Persistent URL for this entry
To cite this entry in text
To cite this entry in a Wikipedia footnote citation
To cite this entry as a Wikipedia External link
Charles Packer’s musical career began conventionally enough, with studies at the Royal Academy of Music in London. Having reputedly come to the attention of the composer Mendelssohn for the quality of his work, in 1839 he came to the attention of the law when he was found guilty of forgery, and sentenced to transportation for life to New South Wales.
Packer served time on Norfolk Island, and later in Hobart, before he was conditionally pardoned in 1850. In 1853, he moved to Sydney where he quickly rose to prominence in amateur and professional musical circles as an organist, conductor, and composer. An early success was his City of Sydney Polka, published in 1854 and 'respectfully dedicated to William Charles Wentworth'. His ballad 'Little Nell' was sung 'with enthusiastic applause' by the visiting diva, Anna Bishop, to whom it was dedicated. In 1859 he began conducting opera performances at the Prince of Wales Theatre, and in 1863 he completed and conducted his most important musical work, the grand oratorio Crown of Thorns.
By the end of that same year, Packer was again on the wrong side of the law, having been convicted of bigamy. While in Darlinghurst Gaol, he started a chapel choir for which he composed sacred works. He was released in 1868. He presented his oratorio Crown of Thorns at the Sydney International Exhibition of 1879–1880. According to the Illustrated Sydney News of 4 August 1883, his funeral procession, which included several brass bands, attracted a crowd of 6,000. He is buried in Waverley Cemetery.

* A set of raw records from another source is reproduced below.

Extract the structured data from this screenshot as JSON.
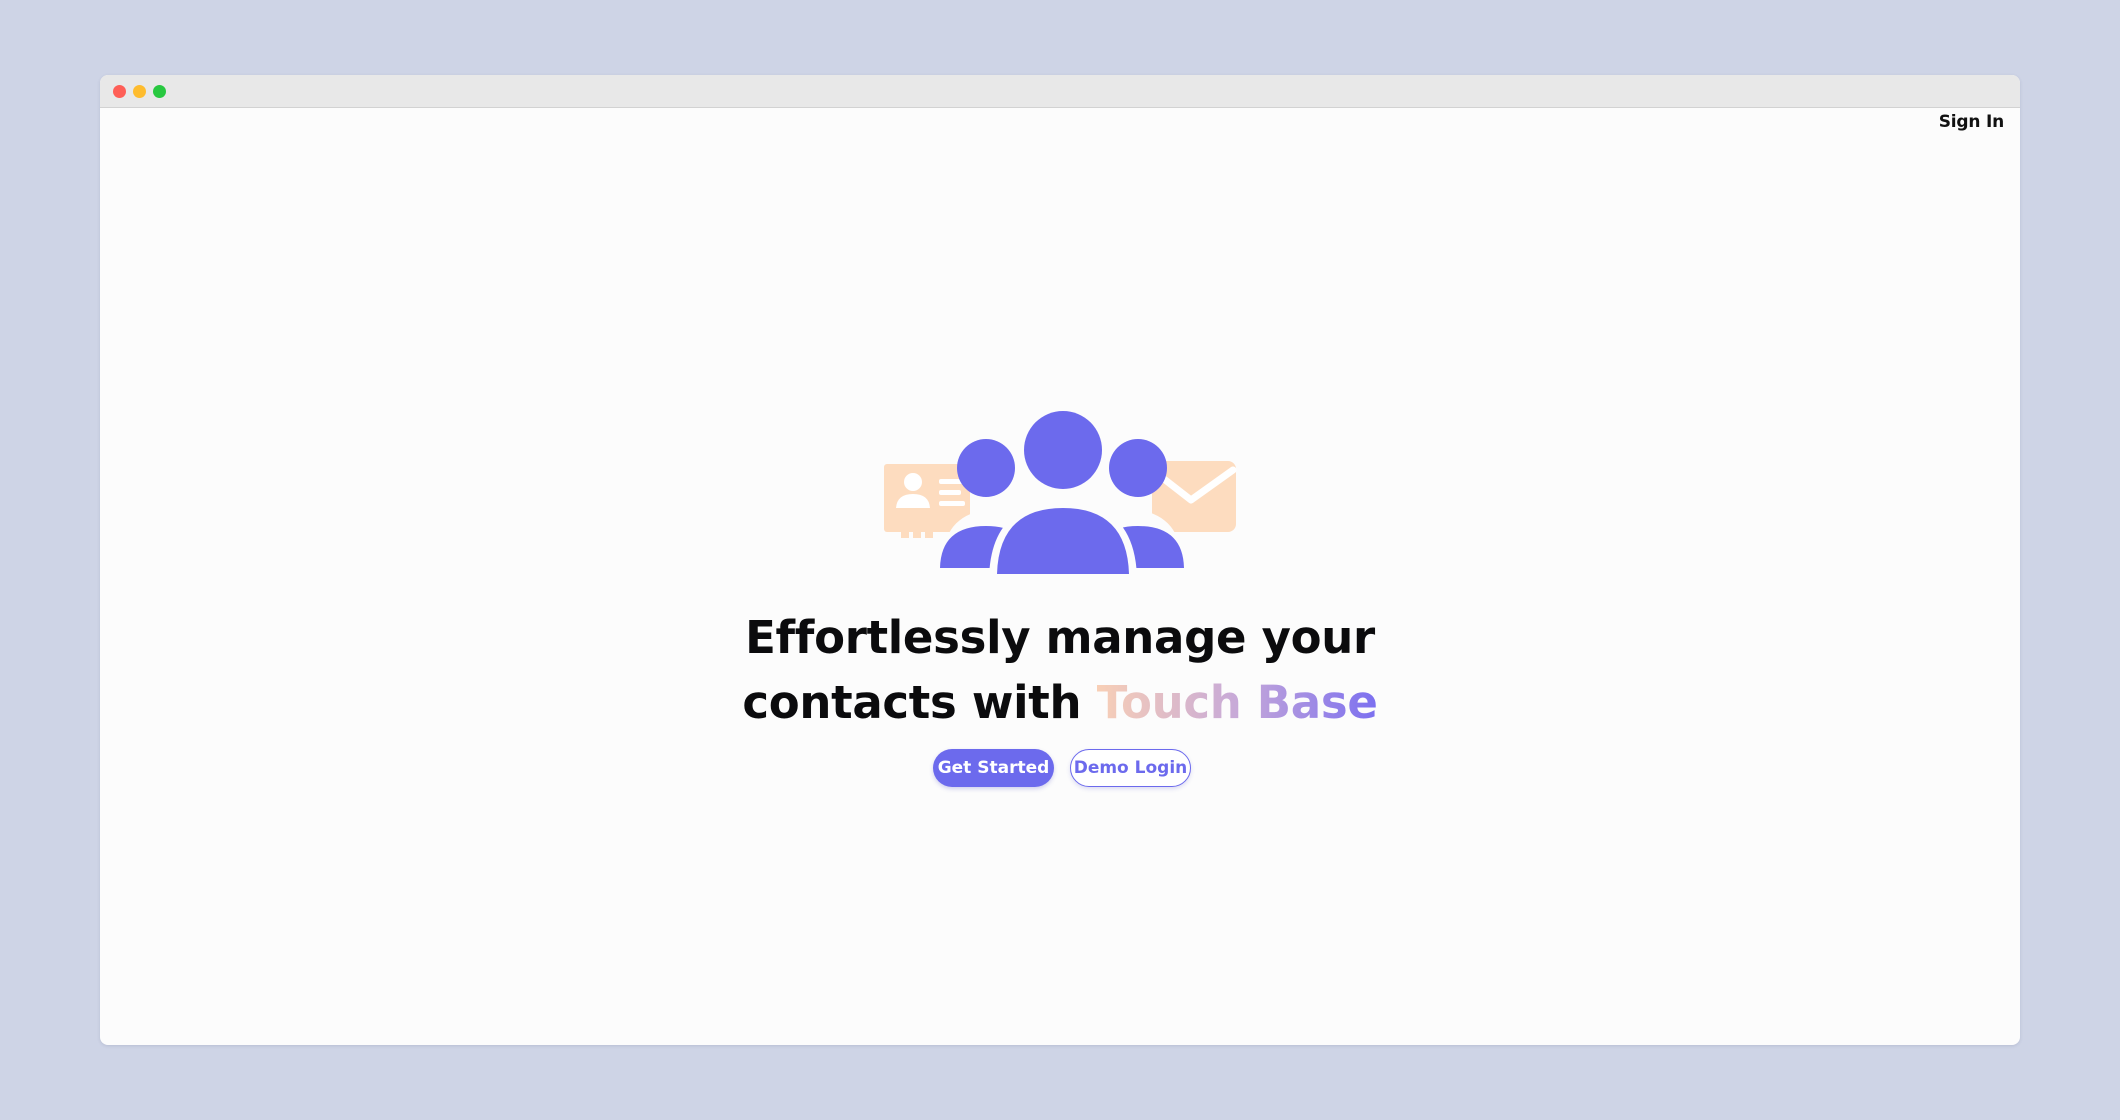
{
  "nav": {
    "sign_in_label": "Sign In"
  },
  "hero": {
    "headline_line1": "Effortlessly manage your",
    "headline_line2_prefix": "contacts with ",
    "brand_name": "Touch Base"
  },
  "actions": {
    "get_started_label": "Get Started",
    "demo_login_label": "Demo Login"
  },
  "colors": {
    "accent": "#6c6aed",
    "peach": "#fddcbf",
    "background": "#ced4e6"
  },
  "icons": {
    "illustration": "contacts-group-icon",
    "card": "contact-card-icon",
    "envelope": "envelope-icon"
  }
}
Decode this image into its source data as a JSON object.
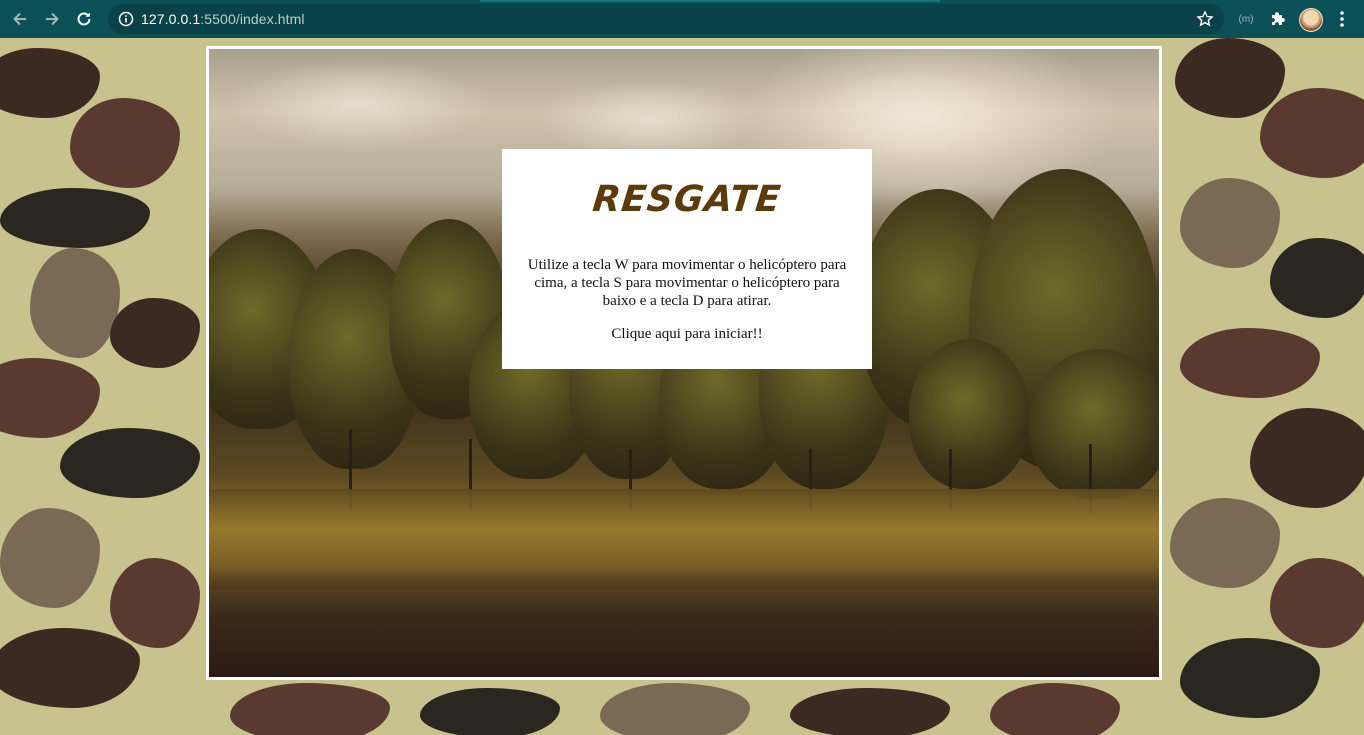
{
  "browser": {
    "url_host": "127.0.0.1",
    "url_rest": ":5500/index.html",
    "extension_badge": "(m)"
  },
  "game": {
    "title": "RESGATE",
    "instructions": "Utilize a tecla W para movimentar o helicóptero para cima, a tecla S para movimentar o helicóptero para baixo e a tecla D para atirar.",
    "start_text": "Clique aqui para iniciar!!"
  },
  "colors": {
    "chrome": "#0b4f57",
    "title": "#5b3a0c",
    "frame": "#ffffff"
  }
}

Charles Packer was an uncle of the Tasmanian composer, Frederick A Packer, and is also related to the Packers of twentieth-century media fame. Among more recent attempts to uphold the family’s musical heritage, in 1946 Frank Packer sponsored a season of Sunday night orchestral concerts in Sydney under the baton of the visiting conductor Maurice Abravanel.